= Beginning of Section =

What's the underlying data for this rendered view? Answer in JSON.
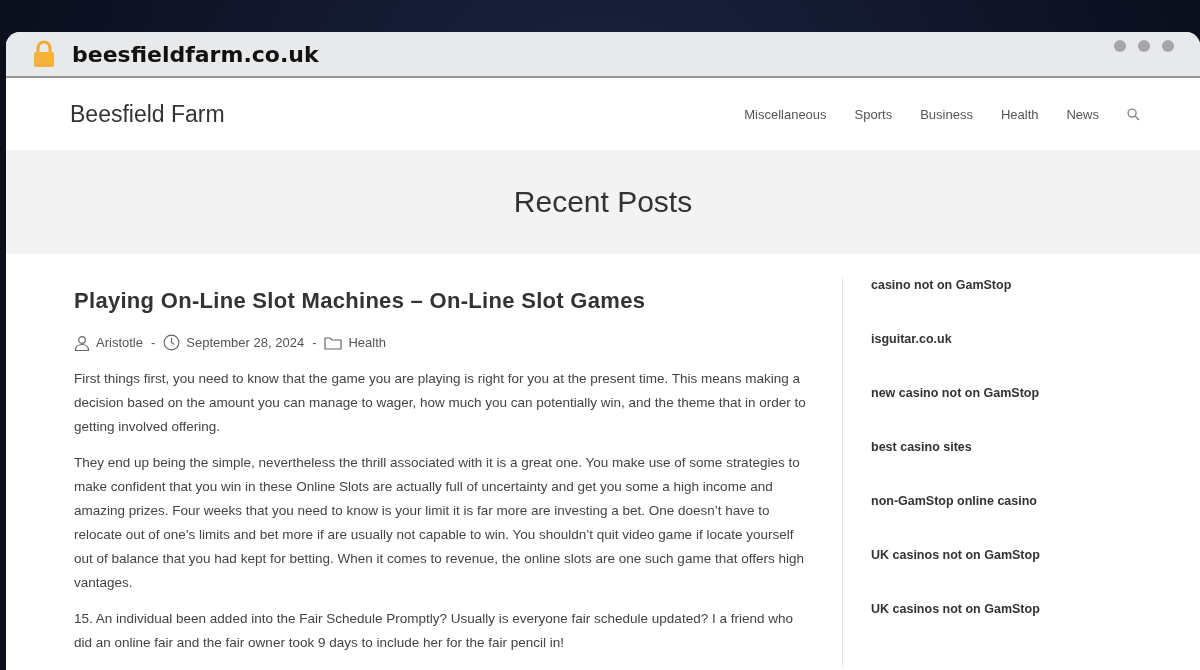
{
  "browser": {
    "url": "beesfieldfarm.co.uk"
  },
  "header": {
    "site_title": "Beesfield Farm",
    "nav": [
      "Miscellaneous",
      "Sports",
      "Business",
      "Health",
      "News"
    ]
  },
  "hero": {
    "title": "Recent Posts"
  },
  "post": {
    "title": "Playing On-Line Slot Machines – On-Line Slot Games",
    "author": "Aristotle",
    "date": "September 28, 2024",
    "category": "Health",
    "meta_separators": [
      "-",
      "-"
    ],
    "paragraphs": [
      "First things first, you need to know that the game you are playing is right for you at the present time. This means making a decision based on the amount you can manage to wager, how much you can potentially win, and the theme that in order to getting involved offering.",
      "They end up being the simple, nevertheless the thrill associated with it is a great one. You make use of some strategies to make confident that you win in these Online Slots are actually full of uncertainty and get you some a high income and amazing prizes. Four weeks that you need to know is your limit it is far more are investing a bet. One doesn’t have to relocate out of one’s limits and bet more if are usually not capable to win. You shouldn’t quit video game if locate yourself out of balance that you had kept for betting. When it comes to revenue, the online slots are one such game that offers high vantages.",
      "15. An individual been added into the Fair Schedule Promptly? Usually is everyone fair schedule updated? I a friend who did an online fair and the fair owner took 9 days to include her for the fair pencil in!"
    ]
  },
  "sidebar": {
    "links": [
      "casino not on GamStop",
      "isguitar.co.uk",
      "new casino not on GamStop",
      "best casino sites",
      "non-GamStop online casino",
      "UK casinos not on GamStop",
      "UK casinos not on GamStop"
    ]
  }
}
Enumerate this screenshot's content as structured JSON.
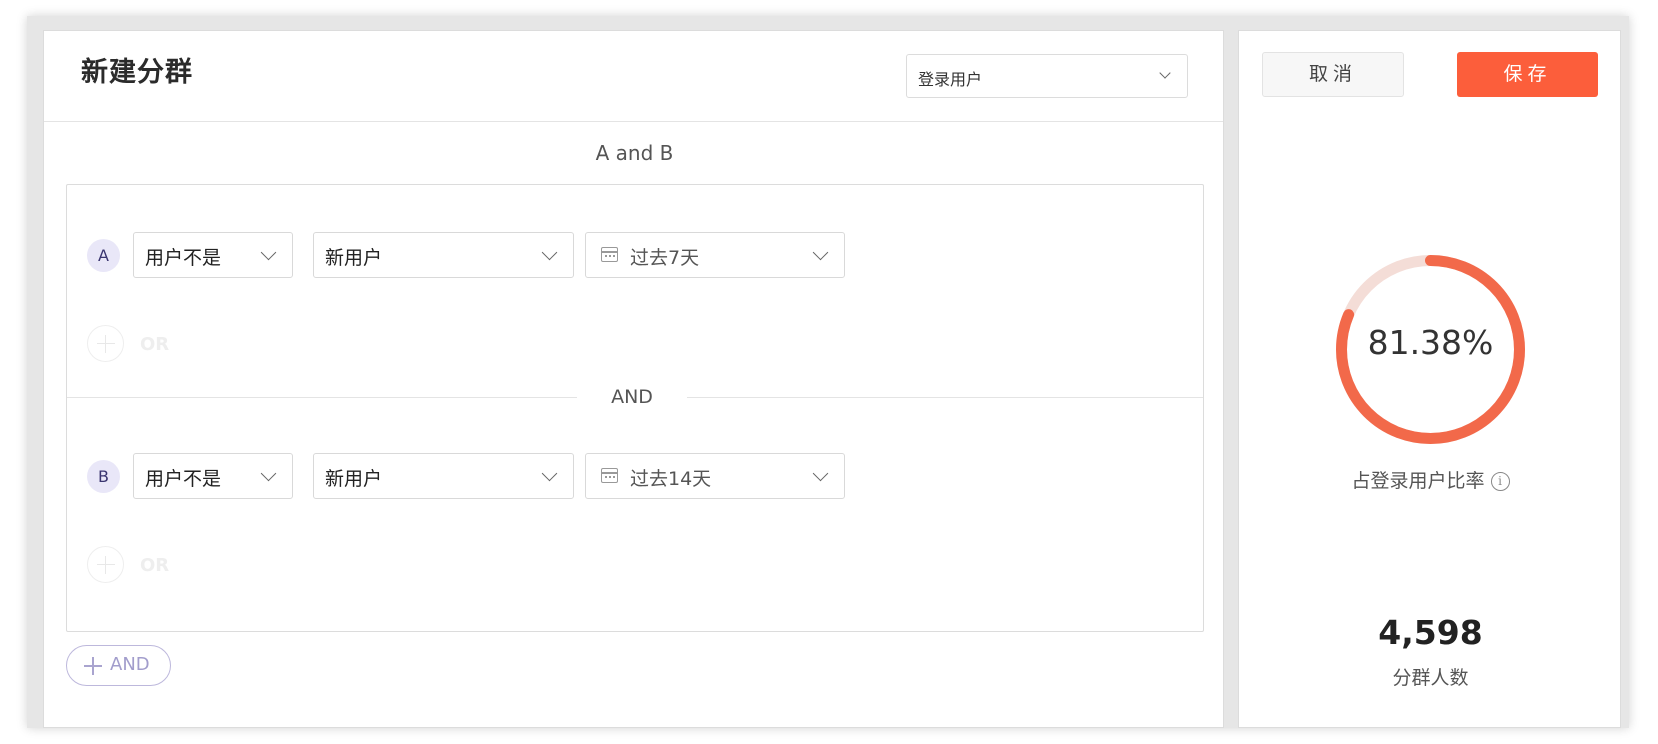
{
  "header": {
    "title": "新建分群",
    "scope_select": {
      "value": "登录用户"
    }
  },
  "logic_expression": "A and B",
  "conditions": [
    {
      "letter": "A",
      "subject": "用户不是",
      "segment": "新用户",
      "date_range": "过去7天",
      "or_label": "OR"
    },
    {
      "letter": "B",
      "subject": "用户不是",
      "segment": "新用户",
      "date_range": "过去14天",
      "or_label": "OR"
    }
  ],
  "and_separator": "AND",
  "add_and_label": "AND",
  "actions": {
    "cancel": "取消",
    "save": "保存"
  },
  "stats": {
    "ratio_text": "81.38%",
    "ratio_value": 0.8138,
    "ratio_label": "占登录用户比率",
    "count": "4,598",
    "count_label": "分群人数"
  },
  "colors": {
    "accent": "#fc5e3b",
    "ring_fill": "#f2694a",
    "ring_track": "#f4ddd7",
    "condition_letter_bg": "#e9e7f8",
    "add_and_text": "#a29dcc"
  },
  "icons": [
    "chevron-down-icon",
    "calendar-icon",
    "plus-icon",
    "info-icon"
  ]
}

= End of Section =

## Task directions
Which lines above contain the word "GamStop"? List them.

## Result below
      "casino not on GamStop",
      "new casino not on GamStop",
      "non-GamStop online casino",
      "UK casinos not on GamStop",
      "UK casinos not on GamStop"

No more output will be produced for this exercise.